Exploiting loopholes or twisting interpretations of wishes is a classic trait amongst genies in Western fiction. For example, in “The Man in the Bottle” episode of The Twilight Zone, a poor shopkeeper who finds a genie wishes to become a leader of a great nation – and is transformed into Adolf Hitler at the very end of World War II. Often, these stories end with the genie’s master wishing to have never found the genie, all his previous wishes never to have happened, or a similar wish to cancel all the fouled wishes that have come before.
Until 2005, the Djinn was one of many mythical creatures to be used as a Brownie patrol. When the Girl Guides of Canada updated the Brownie program in 2005, they decided that Djinns were an improper use of an Islamic cultural icon and made the decision to remove Djinni from the program.

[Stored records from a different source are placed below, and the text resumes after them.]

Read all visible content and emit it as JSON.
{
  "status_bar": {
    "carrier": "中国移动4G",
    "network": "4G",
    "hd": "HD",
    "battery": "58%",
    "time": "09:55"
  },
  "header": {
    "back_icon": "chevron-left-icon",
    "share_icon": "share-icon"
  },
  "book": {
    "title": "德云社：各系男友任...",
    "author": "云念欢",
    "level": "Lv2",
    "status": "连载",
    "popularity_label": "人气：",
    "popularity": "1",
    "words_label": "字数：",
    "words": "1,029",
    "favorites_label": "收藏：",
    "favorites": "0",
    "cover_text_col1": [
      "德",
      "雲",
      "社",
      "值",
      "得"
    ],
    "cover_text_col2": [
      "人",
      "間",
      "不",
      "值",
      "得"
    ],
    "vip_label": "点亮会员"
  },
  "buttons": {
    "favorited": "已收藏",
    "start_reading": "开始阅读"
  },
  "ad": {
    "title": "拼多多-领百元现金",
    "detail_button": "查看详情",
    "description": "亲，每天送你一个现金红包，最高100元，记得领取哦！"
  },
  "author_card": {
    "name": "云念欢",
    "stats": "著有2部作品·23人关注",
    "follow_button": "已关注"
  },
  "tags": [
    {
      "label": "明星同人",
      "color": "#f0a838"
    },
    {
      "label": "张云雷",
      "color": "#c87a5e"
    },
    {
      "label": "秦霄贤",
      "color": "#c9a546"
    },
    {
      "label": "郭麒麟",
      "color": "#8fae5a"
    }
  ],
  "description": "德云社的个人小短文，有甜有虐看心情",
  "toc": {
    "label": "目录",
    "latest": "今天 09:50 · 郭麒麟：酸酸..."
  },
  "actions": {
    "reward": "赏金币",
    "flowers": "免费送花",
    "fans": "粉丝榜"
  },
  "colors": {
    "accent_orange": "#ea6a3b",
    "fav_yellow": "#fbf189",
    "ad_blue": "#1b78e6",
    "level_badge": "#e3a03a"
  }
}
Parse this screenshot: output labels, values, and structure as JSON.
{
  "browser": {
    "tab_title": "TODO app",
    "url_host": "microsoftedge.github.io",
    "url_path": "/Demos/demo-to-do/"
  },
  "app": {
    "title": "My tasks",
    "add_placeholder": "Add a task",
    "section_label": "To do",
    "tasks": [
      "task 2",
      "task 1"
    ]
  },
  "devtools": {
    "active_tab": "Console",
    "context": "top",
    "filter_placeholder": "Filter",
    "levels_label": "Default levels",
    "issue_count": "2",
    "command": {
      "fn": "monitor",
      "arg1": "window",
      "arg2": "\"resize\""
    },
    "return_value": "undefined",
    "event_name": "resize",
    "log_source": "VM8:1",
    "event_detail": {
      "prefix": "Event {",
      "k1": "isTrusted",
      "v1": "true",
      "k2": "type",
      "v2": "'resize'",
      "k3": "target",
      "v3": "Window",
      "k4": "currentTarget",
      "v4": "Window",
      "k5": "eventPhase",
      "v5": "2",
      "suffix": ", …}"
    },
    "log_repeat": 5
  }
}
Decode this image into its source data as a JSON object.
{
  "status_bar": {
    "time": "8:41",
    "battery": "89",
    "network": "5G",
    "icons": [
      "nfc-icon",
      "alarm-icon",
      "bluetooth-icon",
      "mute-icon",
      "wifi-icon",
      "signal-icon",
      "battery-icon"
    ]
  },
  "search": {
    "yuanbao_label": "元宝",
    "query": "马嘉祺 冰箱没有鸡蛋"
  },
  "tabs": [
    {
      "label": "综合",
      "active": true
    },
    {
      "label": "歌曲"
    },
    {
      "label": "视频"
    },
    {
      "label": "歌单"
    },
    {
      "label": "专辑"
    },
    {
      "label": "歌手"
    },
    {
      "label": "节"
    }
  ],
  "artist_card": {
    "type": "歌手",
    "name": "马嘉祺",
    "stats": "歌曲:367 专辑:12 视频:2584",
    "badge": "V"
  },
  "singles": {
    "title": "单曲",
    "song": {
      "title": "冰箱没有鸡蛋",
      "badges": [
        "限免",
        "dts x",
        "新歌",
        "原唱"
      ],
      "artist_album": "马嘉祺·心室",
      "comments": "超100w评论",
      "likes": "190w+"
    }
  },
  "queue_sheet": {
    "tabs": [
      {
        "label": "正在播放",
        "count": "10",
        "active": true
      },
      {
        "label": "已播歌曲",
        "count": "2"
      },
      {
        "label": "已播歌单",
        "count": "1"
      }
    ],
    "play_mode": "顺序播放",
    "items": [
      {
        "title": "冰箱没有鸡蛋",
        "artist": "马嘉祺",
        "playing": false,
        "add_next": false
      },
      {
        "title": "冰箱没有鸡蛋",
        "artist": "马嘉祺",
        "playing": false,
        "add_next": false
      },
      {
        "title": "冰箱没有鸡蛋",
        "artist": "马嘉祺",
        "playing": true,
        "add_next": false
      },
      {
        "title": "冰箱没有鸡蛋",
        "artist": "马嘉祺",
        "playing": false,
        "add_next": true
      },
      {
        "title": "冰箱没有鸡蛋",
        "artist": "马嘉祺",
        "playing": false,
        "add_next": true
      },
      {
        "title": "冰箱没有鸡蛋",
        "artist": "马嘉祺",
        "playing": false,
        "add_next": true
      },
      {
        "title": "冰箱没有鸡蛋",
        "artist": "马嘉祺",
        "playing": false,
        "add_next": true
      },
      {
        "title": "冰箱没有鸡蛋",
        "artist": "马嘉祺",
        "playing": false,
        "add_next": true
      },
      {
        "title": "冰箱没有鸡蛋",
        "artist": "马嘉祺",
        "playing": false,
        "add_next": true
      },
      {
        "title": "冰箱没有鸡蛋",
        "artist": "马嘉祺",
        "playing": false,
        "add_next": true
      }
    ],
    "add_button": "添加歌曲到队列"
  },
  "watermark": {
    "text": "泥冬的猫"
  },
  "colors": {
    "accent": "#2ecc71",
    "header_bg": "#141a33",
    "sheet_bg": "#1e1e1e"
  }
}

Magic Genies Who Grant Wishes
Genie are presented in many forms, usually male, living or trapped in lamps or other inanimate objects (carpets), who once freed will bestow 3 or more wishes on the person who freed them. The Genie is seen as empowered, like a God. Aladdin is a famous character who had his own magic lamp and genie.
The cartoon (links with Mythological tales) ‘Much Abu About Something’ finds the citizens of Ziggerock, as in Ziggeraut, frightened by the thunder lizard, Tyrannosaurus Rex! Aladdin comes to help, but only Abu (the genie) holds the power to liberate the city.
When we think of female Genies
we think of Barbara Eden in her lamp
granting wishes to her master, the astronaut.